  • Noxious odors, such as perfumes, paint thinner or secondhand smoke
  • Bright, often fluorescent lights
  • Certain medications, such as vasodilators or oral contraceptives

You may be at greater risk for developing migraines if you’re young, female, dealing with noticeable hormonal changes or have a family history of migraines. Untreated migraine headache pain may develop into a chronic migraine problem. Get medical help when your migraine hits, or visit your doctor during a good day to have an examination and discussion.

Migraine Treatment

The two goals of your doctor are to control your migraine symptoms and prevent future attacks. Medications fall into one of two categories: for relief and for prevention. Relief medications include:

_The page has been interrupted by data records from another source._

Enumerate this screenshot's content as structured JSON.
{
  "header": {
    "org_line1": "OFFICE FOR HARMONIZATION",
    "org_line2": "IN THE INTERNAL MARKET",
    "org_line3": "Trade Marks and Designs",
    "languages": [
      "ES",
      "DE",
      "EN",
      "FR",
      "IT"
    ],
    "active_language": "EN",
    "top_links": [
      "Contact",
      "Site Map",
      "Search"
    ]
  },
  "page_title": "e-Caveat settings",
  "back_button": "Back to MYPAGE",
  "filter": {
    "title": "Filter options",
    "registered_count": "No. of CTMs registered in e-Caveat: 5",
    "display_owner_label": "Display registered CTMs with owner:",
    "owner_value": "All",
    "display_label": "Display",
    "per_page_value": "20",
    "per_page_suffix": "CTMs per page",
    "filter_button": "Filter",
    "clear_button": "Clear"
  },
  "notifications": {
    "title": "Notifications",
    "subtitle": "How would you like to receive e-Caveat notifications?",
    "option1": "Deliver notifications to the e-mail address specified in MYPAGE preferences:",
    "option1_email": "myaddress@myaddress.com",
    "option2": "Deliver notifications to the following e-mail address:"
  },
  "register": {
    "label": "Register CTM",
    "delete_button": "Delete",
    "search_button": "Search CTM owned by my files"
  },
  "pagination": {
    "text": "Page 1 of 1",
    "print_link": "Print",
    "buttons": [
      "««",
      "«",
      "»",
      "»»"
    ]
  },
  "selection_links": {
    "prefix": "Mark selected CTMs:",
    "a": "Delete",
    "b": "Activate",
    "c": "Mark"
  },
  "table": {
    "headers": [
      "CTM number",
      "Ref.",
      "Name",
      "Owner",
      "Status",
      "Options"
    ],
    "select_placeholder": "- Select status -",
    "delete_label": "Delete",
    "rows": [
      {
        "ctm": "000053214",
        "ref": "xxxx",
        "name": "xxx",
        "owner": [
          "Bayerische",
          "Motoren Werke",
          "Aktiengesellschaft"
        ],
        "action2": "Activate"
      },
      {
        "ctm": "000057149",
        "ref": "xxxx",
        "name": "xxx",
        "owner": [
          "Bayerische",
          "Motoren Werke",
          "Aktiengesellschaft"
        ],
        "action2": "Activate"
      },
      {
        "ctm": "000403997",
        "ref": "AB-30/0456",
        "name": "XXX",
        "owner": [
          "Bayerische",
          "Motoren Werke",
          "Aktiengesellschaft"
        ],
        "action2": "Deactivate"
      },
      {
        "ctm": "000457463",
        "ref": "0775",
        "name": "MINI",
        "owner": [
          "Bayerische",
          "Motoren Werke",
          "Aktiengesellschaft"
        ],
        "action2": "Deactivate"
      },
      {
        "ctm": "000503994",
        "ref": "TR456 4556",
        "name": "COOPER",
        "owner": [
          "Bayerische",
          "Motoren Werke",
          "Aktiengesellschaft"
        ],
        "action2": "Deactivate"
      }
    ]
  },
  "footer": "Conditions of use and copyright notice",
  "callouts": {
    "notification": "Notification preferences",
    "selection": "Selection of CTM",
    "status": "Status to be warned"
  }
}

  • Over-the-counter pain relievers — such as ibuprofen, aspirin, acetaminophen and caffeine — work well for mild pain and on a temporary basis. If you take them too frequently or for too long, they contribute to gastrointestinal problems, including ulcers.
  • Dihydroergotamine medications come in the form of nasal sprays or injections. Taken at the first symptom of a migraine that typically lasts longer than 24 hours, this prescription-strength analgesic medication works by widening your blood vessels, reducing the throbbing pain you feel. If used improperly, it can cause a worsening effect of your symptoms.
  • Triptans, only available as a prescription, help block the pain pathways in the brain. Taken as shots, nasal spray, or orally, these medications often relieve migraine symptoms quickly. Don’t take this if you have cardiovascular problems.
  • Anti-nausea medications help those fighting nausea and vomiting due to the pain. They’re often taken with pain relievers.
  • Opioid medications may work for individuals who can’t tolerate other pain medicines. Your doctor carefully monitors these medications because of the risk of dependency and addiction.

Preventive medications include:

  • Certain tricyclic antidepressants have proven to help prevent migraines.
  • Blood pressure-lowering medications such as beta blockers or calcium channel blockers help with auras and some pain symptoms.
  • Anti-seizure medications help those with more infrequent migraines.
  • Calcitonin gene-related peptide monoclonal antibodies are some of the most recent medications approved by the FDA. Your doctor gives them to you through a monthly injection.
  • Botox injections, once every 12 weeks, helps control migraine symptoms for some adults. Yes, the same Botox that’s used for fighting wrinkles also works on some migraines.

Healthy habits — including good sleep routines, a well-balanced diet, regular exercise and stress controlling measures — help you monitor and maintain symptom-free days. You may need some time, even after your initial doctor visit, to fully discover the triggers to your migraine headaches. Work with your general physicians to find the best migraine treatment for you. Get started today!

This page was published on Sep 23, 2019, modified on Oct 11, 2019 by Dr. Dvorkina (Primary Care Doctor) of Century Medical & Dental Center